Google to extend “right to be forgotten”
Google has confirmed that search results delisted on “right to be forgotten” grounds will no longer appear on any of its domains when accessed from the European country where delisting has been granted.
In Google Spain v AEPD and Mario Costeja Gonzalez  the European Court of Justice ruled that European residents may request the removal of search results that they feel link to outdated or irrelevant information about themselves. Google implemented the ruling by delisting search results on its EU domains in the country where delisting had been granted but not on its non-EU domains such as Google.com. This meant that delisted links could still be accessed in the country of delisting. This led the French data protection authority to threaten Google with a fine if it did not remove all search results across all domains in the country where delisting had been granted.
Google will implement its new approach by identifying countries via the IP address of the individual conducting the Google search and delisting the search results accordingly. Google’s change of policy will be seen by many as harmful to the operation of the internet and as a restriction on the right to freedom of expression.

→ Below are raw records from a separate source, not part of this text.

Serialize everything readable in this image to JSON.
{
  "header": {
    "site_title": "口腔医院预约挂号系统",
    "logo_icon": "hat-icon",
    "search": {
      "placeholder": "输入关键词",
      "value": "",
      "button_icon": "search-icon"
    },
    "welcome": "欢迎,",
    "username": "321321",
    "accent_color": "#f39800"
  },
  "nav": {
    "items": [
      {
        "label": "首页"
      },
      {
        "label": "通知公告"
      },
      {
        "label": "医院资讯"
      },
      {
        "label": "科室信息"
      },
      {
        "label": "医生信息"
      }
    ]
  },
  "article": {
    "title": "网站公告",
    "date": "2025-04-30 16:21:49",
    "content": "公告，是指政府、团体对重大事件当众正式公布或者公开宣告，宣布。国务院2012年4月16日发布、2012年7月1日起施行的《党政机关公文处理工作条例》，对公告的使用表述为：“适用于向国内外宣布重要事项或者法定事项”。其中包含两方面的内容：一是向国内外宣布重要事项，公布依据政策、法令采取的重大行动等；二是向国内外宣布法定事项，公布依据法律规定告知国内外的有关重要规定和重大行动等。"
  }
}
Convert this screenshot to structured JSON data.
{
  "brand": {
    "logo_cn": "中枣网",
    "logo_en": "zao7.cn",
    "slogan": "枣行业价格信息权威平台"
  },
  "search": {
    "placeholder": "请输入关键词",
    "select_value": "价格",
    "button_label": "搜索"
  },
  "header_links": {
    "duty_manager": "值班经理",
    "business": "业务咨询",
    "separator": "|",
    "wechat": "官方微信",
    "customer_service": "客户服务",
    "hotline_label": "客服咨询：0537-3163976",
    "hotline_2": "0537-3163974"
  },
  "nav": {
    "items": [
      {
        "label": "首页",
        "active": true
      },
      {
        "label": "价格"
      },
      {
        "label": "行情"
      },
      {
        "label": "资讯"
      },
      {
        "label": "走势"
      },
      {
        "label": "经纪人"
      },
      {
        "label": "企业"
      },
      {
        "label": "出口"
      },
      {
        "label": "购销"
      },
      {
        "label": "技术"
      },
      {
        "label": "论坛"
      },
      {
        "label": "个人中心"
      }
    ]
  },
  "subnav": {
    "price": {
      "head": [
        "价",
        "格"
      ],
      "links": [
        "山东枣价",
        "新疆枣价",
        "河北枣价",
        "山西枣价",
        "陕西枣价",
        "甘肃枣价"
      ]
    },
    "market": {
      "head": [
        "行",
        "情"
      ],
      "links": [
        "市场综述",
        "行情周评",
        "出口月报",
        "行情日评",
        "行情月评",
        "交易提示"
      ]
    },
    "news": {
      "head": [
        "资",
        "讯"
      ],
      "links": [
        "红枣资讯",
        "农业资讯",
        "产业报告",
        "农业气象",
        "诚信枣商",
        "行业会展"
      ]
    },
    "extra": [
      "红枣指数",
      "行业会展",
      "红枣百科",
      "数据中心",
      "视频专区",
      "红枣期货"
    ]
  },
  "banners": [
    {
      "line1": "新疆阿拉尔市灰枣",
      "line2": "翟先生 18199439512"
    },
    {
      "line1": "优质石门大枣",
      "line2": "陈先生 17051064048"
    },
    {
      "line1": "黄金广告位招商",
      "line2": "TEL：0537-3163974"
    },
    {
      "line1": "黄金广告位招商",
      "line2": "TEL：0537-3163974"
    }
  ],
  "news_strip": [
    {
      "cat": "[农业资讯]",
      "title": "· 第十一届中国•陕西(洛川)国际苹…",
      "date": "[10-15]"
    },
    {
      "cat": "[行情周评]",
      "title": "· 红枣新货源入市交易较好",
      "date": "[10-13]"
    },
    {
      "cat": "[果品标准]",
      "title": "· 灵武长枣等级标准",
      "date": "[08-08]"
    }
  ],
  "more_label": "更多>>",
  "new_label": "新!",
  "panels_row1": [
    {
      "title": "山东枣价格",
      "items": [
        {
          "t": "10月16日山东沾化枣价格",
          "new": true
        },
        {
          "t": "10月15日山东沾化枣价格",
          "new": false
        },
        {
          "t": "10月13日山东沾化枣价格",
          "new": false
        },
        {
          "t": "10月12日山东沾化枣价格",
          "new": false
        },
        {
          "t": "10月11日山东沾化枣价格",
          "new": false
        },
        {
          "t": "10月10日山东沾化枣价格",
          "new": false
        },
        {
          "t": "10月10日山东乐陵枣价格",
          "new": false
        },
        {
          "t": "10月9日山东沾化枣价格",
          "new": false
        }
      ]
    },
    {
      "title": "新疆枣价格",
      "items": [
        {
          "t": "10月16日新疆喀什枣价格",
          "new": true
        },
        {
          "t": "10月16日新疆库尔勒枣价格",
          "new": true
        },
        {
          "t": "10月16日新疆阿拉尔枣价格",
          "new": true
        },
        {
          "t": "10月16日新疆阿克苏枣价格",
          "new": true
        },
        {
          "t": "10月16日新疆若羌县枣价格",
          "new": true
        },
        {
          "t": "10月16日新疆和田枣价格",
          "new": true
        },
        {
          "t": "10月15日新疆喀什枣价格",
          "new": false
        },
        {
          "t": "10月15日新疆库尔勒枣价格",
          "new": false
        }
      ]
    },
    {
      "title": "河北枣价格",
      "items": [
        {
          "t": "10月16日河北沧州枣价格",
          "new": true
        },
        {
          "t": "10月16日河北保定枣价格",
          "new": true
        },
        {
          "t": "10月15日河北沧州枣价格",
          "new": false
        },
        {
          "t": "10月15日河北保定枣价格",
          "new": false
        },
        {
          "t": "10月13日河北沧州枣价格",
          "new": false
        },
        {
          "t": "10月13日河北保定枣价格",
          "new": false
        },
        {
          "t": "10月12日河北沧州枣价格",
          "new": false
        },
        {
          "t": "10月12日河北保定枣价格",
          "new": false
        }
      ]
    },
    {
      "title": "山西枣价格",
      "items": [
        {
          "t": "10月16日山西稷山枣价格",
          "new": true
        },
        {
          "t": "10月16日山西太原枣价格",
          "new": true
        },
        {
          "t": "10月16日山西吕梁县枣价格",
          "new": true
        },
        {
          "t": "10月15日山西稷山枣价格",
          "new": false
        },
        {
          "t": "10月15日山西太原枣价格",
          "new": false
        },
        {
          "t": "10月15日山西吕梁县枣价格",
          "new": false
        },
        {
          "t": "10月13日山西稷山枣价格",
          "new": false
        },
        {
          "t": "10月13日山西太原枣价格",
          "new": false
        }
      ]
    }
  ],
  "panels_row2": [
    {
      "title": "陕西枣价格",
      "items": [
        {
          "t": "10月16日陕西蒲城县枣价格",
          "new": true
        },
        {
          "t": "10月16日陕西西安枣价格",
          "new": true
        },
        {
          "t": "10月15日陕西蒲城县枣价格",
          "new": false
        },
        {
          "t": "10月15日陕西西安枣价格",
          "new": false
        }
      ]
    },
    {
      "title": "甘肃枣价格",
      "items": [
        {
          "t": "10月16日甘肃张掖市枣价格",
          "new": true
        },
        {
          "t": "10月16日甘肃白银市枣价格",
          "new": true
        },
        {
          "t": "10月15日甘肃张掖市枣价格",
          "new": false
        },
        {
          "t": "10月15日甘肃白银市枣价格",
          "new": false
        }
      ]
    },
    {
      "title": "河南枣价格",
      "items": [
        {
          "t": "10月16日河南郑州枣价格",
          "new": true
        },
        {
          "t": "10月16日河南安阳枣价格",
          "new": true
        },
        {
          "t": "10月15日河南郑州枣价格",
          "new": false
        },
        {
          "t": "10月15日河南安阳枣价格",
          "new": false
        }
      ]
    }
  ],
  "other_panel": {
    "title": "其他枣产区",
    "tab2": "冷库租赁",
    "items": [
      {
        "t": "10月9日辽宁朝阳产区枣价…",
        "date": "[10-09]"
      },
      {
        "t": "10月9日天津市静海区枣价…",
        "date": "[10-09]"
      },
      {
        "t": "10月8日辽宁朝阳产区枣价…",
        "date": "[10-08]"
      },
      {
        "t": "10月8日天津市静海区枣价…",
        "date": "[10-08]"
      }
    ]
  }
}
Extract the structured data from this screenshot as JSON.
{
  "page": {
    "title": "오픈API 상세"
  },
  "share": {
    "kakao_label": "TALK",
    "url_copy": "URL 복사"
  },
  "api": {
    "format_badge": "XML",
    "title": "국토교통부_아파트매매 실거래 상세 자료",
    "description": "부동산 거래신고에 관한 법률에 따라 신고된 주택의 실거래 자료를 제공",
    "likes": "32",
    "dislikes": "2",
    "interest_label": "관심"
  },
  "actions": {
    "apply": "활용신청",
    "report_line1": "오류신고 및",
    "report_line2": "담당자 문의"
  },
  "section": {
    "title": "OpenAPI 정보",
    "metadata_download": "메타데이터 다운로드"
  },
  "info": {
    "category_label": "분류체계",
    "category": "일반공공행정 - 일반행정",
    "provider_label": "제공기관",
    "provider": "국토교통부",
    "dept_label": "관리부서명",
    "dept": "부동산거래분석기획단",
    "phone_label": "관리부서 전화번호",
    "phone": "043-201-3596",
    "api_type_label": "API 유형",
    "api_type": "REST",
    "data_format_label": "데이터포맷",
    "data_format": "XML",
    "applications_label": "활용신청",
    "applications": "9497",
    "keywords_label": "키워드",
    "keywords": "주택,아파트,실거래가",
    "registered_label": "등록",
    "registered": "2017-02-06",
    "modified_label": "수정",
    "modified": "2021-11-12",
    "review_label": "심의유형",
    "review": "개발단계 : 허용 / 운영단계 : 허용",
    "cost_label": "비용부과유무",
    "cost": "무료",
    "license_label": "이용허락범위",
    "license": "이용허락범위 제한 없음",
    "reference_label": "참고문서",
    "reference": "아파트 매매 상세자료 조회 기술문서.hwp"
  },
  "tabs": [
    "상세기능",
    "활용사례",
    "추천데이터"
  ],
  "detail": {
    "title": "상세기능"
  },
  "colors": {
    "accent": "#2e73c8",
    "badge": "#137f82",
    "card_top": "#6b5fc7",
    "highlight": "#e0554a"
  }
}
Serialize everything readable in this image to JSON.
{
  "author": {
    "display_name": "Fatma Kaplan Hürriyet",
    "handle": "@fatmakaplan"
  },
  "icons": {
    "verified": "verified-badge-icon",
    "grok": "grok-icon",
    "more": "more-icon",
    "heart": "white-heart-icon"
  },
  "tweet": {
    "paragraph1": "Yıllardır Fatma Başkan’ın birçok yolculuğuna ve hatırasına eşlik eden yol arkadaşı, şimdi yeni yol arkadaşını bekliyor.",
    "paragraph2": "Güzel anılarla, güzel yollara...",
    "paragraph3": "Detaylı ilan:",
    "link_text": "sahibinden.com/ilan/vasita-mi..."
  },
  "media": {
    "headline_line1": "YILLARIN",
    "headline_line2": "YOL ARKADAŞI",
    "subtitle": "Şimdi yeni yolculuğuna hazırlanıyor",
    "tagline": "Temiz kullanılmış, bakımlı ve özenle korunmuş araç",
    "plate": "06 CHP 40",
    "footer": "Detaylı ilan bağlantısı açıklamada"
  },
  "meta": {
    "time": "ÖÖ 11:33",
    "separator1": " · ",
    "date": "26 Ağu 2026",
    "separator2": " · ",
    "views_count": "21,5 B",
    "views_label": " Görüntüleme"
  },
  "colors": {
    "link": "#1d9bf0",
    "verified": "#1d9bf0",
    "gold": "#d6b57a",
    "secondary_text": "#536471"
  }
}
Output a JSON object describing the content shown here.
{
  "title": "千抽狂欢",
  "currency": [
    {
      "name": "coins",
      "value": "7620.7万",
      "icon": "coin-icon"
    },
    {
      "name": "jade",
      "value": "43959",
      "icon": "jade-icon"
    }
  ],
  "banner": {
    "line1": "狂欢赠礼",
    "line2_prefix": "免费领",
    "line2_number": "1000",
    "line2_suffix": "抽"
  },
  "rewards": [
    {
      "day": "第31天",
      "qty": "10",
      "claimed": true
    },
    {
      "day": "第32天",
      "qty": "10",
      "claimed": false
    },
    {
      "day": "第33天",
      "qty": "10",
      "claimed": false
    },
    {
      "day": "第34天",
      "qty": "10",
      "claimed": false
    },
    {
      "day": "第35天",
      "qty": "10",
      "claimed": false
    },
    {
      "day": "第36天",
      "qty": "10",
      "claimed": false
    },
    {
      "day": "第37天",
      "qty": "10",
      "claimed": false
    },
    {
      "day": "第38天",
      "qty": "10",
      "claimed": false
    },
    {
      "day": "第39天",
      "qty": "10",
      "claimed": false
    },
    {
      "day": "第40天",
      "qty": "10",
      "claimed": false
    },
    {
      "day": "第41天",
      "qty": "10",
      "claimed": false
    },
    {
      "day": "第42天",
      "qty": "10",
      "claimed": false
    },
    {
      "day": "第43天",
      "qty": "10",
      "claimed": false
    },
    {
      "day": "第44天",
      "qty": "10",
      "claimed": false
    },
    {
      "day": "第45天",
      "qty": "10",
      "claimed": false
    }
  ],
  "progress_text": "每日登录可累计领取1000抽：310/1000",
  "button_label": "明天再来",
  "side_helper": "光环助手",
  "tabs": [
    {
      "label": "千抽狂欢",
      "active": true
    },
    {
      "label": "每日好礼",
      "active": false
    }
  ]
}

Google has said it has received 386,038 “right to be forgotten” removal requests since the ruling, and has accepted approximately 42% of them.